> RECORDS:
= Beginning of Section =

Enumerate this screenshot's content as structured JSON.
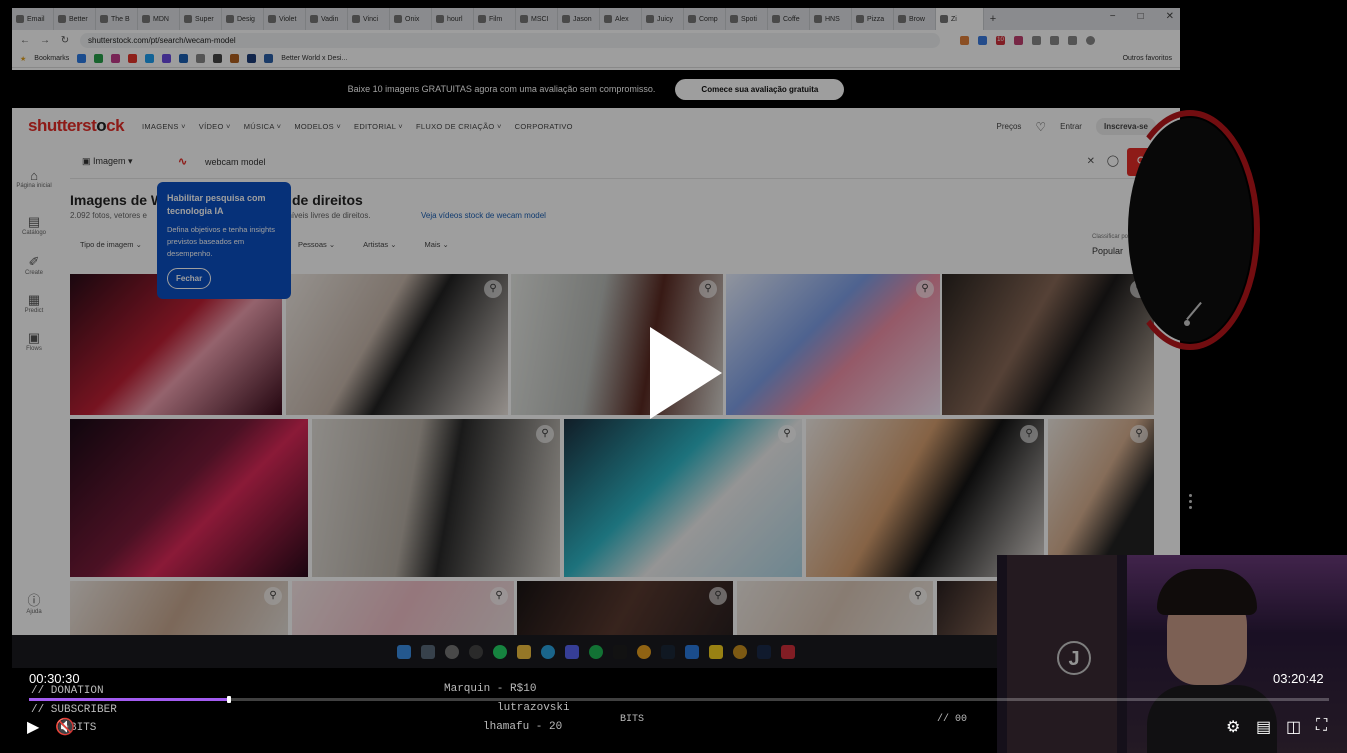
{
  "browser": {
    "tabs": [
      "Email",
      "Better",
      "The B",
      "MDN",
      "Super",
      "Desig",
      "Violet",
      "Vadin",
      "Vinci",
      "Onix",
      "hourl",
      "Film",
      "MSCI",
      "Jason",
      "Alex",
      "Juicy",
      "Comp",
      "Spoti",
      "Coffe",
      "HNS",
      "Pizza",
      "Brow",
      "Zi"
    ],
    "url": "shutterstock.com/pt/search/wecam-model",
    "bookmarks_label": "Bookmarks",
    "bookmark_item": "Better World x Desi...",
    "other_bookmarks": "Outros favoritos",
    "ext_badge": "10"
  },
  "promo": {
    "text": "Baixe 10 imagens GRATUITAS agora com uma avaliação sem compromisso.",
    "button": "Comece sua avaliação gratuita"
  },
  "header": {
    "logo_a": "shutterst",
    "logo_b": "ck",
    "nav": [
      "IMAGENS",
      "VÍDEO",
      "MÚSICA",
      "MODELOS",
      "EDITORIAL",
      "FLUXO DE CRIAÇÃO",
      "CORPORATIVO"
    ],
    "precos": "Preços",
    "entrar": "Entrar",
    "inscreva": "Inscreva-se"
  },
  "sidebar": [
    "Página inicial",
    "Catálogo",
    "Create",
    "Predict",
    "Flows"
  ],
  "sidebar_help": "Ajuda",
  "search": {
    "type": "Imagem",
    "query": "webcam model"
  },
  "results": {
    "title_a": "Imagens de W",
    "title_b": "de direitos",
    "subtitle": "2.092 fotos, vetores e",
    "subtitle2": "tações disponíveis livres de direitos.",
    "link": "Veja vídeos stock de wecam model",
    "filters": [
      "Tipo de imagem"
    ],
    "filters2": [
      "Pessoas",
      "Artistas",
      "Mais"
    ],
    "sort_label": "Classificar por",
    "sort_value": "Popular"
  },
  "tooltip": {
    "title": "Habilitar pesquisa com tecnologia IA",
    "body": "Defina objetivos e tenha insights previstos baseados em desempenho.",
    "button": "Fechar"
  },
  "stream_overlay": {
    "donation_label": "// DONATION",
    "subscriber_label": "// SUBSCRIBER",
    "bits_label": "BITS",
    "donation": "Marquin - R$10",
    "subscriber": "lutrazovski",
    "bits": "lhamafu - 20",
    "bits_right": "BITS",
    "bits_right2": "// 00"
  },
  "player": {
    "current_time": "00:30:30",
    "duration": "03:20:42",
    "progress": 0.154
  },
  "colors": {
    "accent": "#e52d27",
    "progress": "#a35cf0",
    "tooltip": "#0a4fc4"
  }
}
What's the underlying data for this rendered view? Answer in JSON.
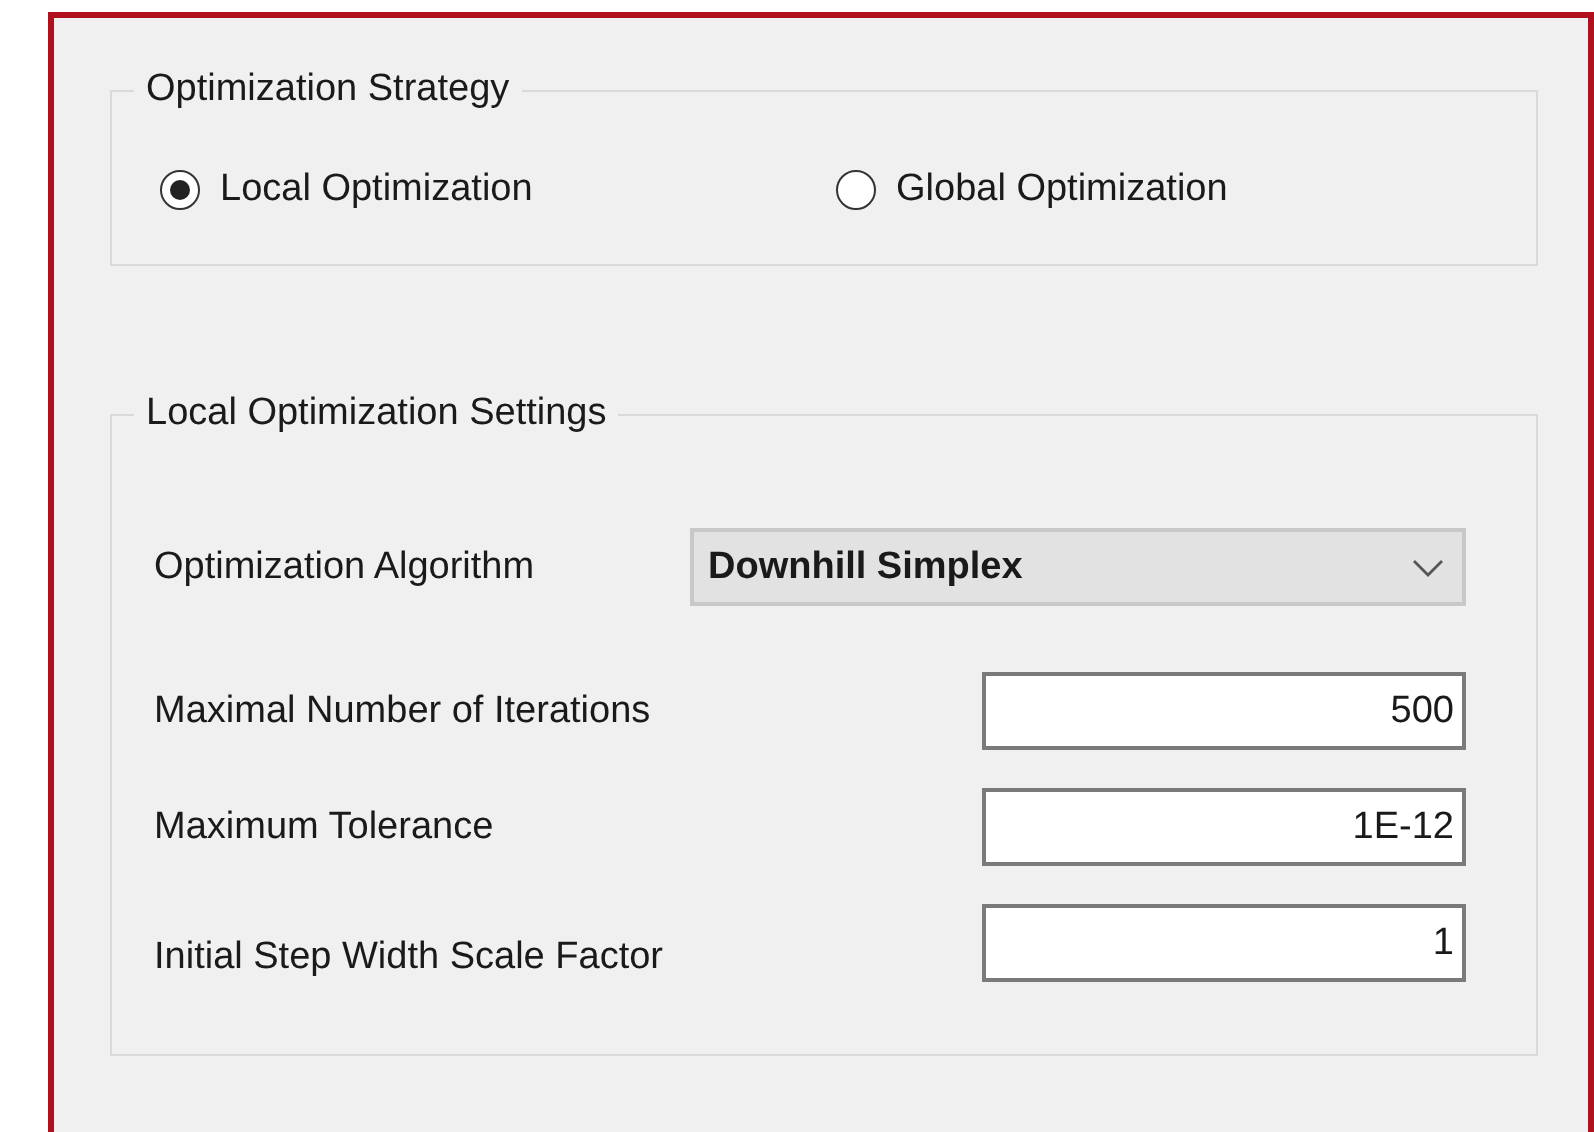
{
  "strategy": {
    "title": "Optimization Strategy",
    "options": [
      {
        "label": "Local Optimization",
        "selected": true
      },
      {
        "label": "Global Optimization",
        "selected": false
      }
    ]
  },
  "local_settings": {
    "title": "Local Optimization Settings",
    "algorithm": {
      "label": "Optimization Algorithm",
      "value": "Downhill Simplex"
    },
    "fields": [
      {
        "label": "Maximal Number of Iterations",
        "value": "500"
      },
      {
        "label": "Maximum Tolerance",
        "value": "1E-12"
      },
      {
        "label": "Initial Step Width Scale Factor",
        "value": "1"
      }
    ]
  }
}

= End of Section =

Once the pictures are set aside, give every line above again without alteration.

> PROBLEM SOLUTION:
Enumerate this screenshot's content as structured JSON.
{
  "browser": {
    "tabs": [
      "Email",
      "Better",
      "The B",
      "MDN",
      "Super",
      "Desig",
      "Violet",
      "Vadin",
      "Vinci",
      "Onix",
      "hourl",
      "Film",
      "MSCI",
      "Jason",
      "Alex",
      "Juicy",
      "Comp",
      "Spoti",
      "Coffe",
      "HNS",
      "Pizza",
      "Brow",
      "Zi"
    ],
    "url": "shutterstock.com/pt/search/wecam-model",
    "bookmarks_label": "Bookmarks",
    "bookmark_item": "Better World x Desi...",
    "other_bookmarks": "Outros favoritos",
    "ext_badge": "10"
  },
  "promo": {
    "text": "Baixe 10 imagens GRATUITAS agora com uma avaliação sem compromisso.",
    "button": "Comece sua avaliação gratuita"
  },
  "header": {
    "logo_a": "shutterst",
    "logo_b": "ck",
    "nav": [
      "IMAGENS",
      "VÍDEO",
      "MÚSICA",
      "MODELOS",
      "EDITORIAL",
      "FLUXO DE CRIAÇÃO",
      "CORPORATIVO"
    ],
    "precos": "Preços",
    "entrar": "Entrar",
    "inscreva": "Inscreva-se"
  },
  "sidebar": [
    "Página inicial",
    "Catálogo",
    "Create",
    "Predict",
    "Flows"
  ],
  "sidebar_help": "Ajuda",
  "search": {
    "type": "Imagem",
    "query": "webcam model"
  },
  "results": {
    "title_a": "Imagens de W",
    "title_b": "de direitos",
    "subtitle": "2.092 fotos, vetores e",
    "subtitle2": "tações disponíveis livres de direitos.",
    "link": "Veja vídeos stock de wecam model",
    "filters": [
      "Tipo de imagem"
    ],
    "filters2": [
      "Pessoas",
      "Artistas",
      "Mais"
    ],
    "sort_label": "Classificar por",
    "sort_value": "Popular"
  },
  "tooltip": {
    "title": "Habilitar pesquisa com tecnologia IA",
    "body": "Defina objetivos e tenha insights previstos baseados em desempenho.",
    "button": "Fechar"
  },
  "stream_overlay": {
    "donation_label": "// DONATION",
    "subscriber_label": "// SUBSCRIBER",
    "bits_label": "BITS",
    "donation": "Marquin - R$10",
    "subscriber": "lutrazovski",
    "bits": "lhamafu - 20",
    "bits_right": "BITS",
    "bits_right2": "// 00"
  },
  "player": {
    "current_time": "00:30:30",
    "duration": "03:20:42",
    "progress": 0.154
  },
  "colors": {
    "accent": "#e52d27",
    "progress": "#a35cf0",
    "tooltip": "#0a4fc4"
  }
}
What's the underlying data for this rendered view? Answer in JSON.
{
  "strategy": {
    "title": "Optimization Strategy",
    "options": [
      {
        "label": "Local Optimization",
        "selected": true
      },
      {
        "label": "Global Optimization",
        "selected": false
      }
    ]
  },
  "local_settings": {
    "title": "Local Optimization Settings",
    "algorithm": {
      "label": "Optimization Algorithm",
      "value": "Downhill Simplex"
    },
    "fields": [
      {
        "label": "Maximal Number of Iterations",
        "value": "500"
      },
      {
        "label": "Maximum Tolerance",
        "value": "1E-12"
      },
      {
        "label": "Initial Step Width Scale Factor",
        "value": "1"
      }
    ]
  }
}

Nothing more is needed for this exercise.